----- PROVIDED RECORDS

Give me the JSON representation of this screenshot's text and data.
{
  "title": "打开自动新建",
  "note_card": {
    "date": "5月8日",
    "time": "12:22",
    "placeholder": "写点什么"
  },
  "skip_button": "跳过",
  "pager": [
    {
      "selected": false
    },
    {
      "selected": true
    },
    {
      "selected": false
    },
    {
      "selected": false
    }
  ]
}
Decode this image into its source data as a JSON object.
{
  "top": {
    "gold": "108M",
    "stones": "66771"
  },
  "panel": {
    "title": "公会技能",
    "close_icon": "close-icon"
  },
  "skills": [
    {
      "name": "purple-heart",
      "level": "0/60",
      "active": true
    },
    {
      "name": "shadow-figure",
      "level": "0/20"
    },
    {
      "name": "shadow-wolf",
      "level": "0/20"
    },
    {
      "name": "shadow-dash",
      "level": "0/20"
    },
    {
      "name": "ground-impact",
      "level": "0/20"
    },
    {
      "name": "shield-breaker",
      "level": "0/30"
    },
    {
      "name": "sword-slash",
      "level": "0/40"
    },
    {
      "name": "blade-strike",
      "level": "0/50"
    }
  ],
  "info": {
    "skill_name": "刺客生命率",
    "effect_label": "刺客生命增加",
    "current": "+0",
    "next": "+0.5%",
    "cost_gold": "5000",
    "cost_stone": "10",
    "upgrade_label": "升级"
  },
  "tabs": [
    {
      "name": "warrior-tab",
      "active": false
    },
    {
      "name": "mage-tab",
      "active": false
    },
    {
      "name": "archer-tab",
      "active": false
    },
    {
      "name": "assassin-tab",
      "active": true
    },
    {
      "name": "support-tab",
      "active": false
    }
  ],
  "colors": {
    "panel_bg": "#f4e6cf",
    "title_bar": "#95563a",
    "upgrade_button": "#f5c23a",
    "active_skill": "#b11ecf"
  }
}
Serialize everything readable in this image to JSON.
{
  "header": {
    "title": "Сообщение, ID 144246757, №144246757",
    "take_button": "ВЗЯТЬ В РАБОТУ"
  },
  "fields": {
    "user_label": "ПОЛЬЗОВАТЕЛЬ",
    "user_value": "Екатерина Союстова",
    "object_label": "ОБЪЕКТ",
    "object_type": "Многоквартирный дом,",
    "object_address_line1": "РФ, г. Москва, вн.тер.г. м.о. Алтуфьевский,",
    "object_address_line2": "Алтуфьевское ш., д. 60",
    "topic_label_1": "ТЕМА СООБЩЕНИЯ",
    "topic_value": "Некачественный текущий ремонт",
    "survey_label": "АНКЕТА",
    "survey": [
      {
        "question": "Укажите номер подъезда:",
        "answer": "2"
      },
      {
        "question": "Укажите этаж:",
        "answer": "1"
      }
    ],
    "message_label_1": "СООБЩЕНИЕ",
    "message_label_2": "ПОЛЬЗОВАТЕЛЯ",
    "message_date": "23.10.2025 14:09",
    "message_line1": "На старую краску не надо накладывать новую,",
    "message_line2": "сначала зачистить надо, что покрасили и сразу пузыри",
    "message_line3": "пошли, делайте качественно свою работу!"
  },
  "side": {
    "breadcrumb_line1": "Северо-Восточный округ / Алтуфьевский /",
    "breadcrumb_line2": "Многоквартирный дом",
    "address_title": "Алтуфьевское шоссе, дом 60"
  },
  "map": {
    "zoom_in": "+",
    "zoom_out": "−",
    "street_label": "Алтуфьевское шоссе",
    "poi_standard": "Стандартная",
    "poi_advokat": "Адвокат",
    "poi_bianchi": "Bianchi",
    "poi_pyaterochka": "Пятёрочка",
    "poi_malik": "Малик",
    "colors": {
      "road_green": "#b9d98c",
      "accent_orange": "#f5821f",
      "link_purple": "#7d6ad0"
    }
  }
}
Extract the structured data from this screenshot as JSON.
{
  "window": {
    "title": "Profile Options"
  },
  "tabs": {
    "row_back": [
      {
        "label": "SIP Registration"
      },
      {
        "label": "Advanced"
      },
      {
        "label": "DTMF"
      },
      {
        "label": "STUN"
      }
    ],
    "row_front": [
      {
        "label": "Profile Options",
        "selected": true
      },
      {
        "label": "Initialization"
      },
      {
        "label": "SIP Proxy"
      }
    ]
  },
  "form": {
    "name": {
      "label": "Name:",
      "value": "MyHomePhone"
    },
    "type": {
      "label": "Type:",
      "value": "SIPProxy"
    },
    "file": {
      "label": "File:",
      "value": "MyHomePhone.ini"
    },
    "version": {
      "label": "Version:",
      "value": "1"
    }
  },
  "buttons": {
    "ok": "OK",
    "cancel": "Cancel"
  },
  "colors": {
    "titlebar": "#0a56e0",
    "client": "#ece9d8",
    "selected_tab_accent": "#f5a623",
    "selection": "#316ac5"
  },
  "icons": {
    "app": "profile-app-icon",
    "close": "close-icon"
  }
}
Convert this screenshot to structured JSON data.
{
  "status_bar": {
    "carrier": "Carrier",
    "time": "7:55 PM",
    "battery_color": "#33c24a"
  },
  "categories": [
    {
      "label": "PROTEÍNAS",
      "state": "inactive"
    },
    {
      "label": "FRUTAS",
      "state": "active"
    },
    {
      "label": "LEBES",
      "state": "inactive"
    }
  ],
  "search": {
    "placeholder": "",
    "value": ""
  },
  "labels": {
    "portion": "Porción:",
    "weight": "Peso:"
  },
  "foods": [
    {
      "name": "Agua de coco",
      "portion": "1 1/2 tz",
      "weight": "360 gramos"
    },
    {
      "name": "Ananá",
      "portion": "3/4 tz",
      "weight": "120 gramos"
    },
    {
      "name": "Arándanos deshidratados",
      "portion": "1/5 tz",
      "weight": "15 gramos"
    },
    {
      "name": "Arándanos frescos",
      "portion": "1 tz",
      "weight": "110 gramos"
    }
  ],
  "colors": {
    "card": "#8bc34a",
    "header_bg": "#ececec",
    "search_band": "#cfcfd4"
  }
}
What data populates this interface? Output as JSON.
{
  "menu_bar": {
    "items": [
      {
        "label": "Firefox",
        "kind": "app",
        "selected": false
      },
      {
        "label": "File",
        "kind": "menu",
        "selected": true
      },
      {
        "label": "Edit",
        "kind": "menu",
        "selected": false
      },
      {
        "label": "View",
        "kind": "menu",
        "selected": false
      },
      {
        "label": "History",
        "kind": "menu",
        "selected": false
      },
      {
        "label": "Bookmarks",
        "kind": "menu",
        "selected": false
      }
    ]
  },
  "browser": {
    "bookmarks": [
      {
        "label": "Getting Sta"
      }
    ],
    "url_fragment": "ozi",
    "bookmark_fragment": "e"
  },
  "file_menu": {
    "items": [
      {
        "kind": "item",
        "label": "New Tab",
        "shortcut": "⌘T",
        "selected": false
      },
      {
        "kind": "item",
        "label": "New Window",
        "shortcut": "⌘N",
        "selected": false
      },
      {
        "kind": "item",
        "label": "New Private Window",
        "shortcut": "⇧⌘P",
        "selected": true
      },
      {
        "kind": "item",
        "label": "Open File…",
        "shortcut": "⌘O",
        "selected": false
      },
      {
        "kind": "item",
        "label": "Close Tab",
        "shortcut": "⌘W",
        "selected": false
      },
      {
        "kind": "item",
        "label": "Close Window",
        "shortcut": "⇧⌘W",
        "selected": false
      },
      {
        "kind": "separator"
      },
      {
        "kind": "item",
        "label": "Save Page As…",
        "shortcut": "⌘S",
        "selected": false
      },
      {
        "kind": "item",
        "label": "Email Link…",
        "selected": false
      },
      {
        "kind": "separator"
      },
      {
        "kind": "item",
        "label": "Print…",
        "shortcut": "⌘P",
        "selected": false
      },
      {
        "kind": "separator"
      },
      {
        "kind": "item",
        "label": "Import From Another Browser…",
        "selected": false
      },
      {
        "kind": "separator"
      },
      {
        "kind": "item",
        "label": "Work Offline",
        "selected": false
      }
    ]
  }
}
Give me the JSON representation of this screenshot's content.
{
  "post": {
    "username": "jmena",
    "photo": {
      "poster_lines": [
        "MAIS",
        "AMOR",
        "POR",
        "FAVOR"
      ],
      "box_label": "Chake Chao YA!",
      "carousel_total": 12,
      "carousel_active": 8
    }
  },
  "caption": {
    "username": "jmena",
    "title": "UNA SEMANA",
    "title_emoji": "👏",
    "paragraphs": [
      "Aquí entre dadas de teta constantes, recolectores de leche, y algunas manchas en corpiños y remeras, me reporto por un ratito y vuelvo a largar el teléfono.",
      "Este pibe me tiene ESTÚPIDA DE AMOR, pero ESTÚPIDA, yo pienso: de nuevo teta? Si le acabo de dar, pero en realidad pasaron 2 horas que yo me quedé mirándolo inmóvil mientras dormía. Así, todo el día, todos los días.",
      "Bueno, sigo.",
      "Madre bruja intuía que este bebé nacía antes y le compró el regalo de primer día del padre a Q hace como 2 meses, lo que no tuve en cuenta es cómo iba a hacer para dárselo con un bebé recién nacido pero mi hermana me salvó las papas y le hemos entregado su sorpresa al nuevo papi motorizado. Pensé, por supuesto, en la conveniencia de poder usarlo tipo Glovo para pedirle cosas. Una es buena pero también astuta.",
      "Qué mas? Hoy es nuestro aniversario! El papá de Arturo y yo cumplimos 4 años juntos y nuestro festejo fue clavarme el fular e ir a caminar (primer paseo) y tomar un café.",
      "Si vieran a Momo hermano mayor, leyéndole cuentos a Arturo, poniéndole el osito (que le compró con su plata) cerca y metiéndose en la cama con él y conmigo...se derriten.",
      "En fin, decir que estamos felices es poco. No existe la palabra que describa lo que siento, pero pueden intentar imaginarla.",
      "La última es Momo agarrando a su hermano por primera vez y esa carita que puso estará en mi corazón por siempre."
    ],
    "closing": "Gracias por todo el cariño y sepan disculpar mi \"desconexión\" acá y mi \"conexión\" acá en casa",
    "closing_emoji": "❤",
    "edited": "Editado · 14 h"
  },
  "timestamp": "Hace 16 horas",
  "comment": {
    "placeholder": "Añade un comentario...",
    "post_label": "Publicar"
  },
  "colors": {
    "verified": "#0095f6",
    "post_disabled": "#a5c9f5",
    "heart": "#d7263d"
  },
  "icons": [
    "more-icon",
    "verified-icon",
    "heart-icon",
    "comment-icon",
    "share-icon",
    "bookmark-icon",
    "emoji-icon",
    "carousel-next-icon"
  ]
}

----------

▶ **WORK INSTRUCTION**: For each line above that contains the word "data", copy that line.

▶ **COMPLETED TASK**:
Give me the JSON representation of this screenshot's text and data.
Decode this image into its source data as a JSON object.
Extract the structured data from this screenshot as JSON.
Convert this screenshot to structured JSON data.
What data populates this interface? Output as JSON.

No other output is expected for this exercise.